> **TASK GOAL**
Below are records; count the lines that contain "label" and state only that count.

> **DATA UNDER STUDY**
^^^^
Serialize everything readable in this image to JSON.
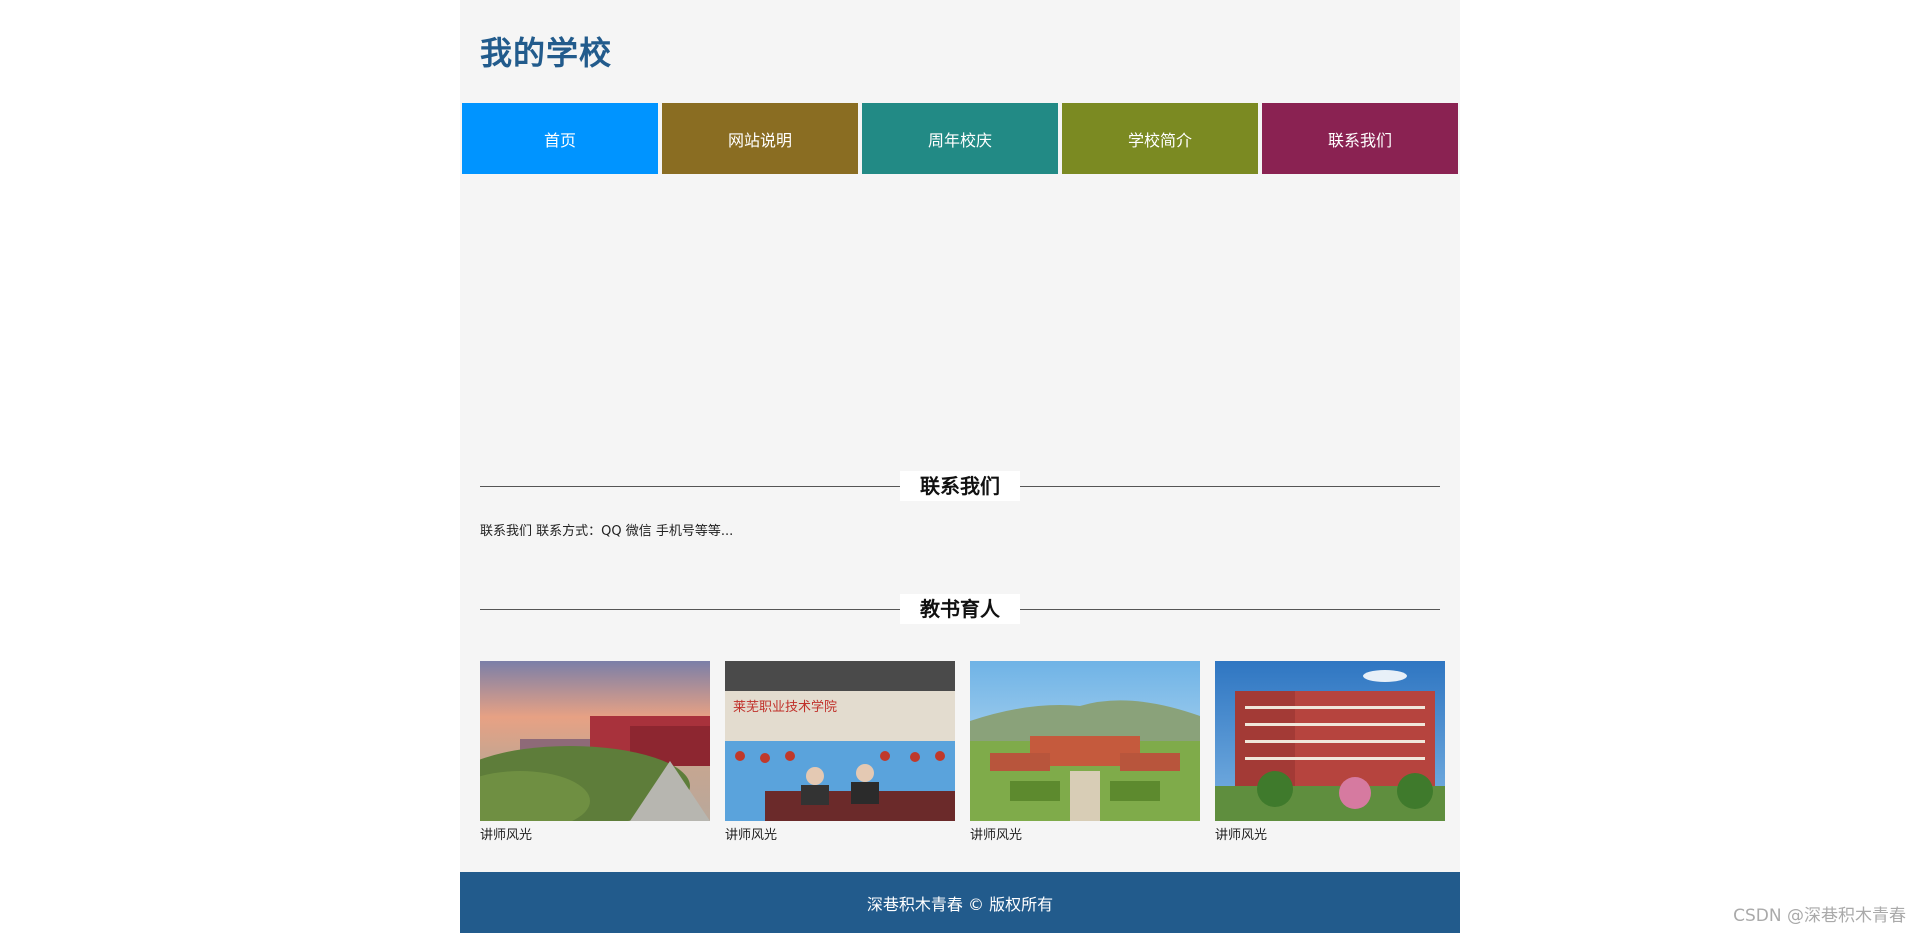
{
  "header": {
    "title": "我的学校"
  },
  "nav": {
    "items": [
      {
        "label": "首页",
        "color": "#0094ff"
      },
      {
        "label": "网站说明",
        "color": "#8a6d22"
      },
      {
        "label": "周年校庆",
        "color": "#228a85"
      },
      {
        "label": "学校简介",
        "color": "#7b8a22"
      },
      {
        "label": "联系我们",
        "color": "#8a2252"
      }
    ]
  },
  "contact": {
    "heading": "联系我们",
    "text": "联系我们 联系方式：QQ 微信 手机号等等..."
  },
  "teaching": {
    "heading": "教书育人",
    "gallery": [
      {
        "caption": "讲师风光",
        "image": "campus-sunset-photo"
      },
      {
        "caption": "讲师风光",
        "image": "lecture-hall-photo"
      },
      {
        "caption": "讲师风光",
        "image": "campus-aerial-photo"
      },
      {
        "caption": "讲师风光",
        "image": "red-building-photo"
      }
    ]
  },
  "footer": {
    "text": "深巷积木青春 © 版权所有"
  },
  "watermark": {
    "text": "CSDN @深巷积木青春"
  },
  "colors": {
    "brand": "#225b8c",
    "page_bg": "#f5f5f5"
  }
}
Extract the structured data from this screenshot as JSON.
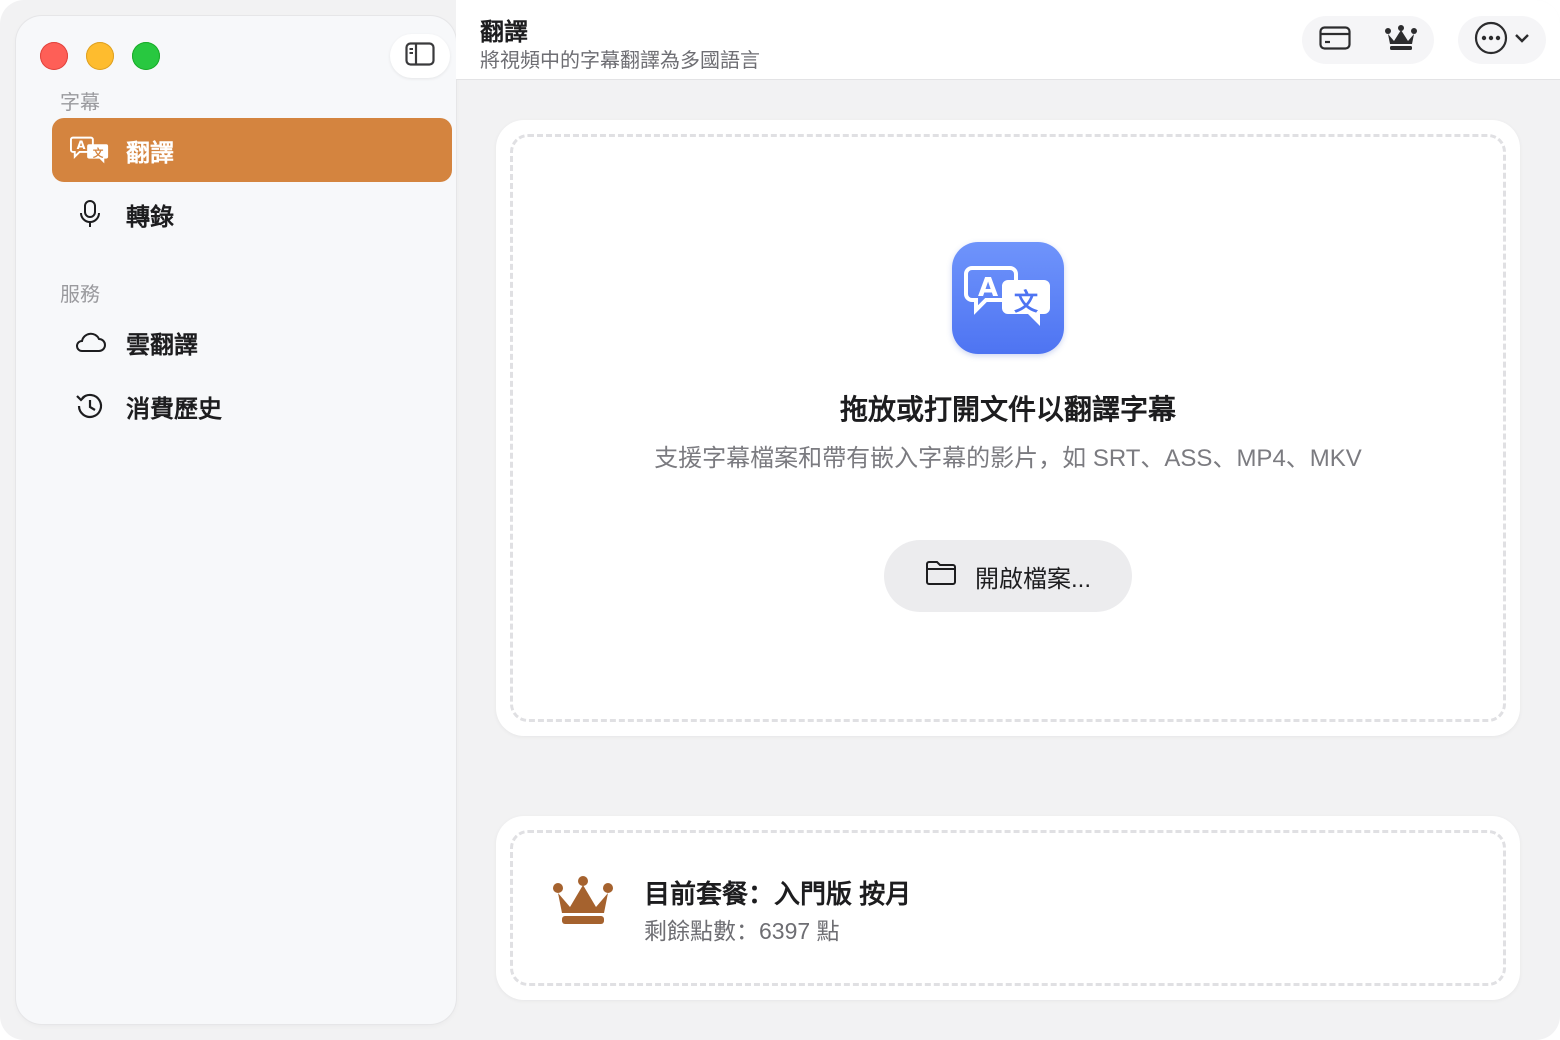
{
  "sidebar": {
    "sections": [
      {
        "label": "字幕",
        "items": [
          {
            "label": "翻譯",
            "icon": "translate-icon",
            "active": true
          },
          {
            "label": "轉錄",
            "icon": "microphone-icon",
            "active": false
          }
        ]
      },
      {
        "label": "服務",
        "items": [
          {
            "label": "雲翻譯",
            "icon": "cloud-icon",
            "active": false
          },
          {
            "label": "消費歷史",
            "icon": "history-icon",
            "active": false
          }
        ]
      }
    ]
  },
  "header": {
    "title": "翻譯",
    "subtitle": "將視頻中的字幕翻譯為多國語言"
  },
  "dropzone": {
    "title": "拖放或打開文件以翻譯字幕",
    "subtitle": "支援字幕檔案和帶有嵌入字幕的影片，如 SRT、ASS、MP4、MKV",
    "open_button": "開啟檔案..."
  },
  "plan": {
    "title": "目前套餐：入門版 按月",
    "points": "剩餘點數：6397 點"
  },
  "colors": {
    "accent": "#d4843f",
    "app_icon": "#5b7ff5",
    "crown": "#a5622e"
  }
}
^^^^
> **OUTPUT**
11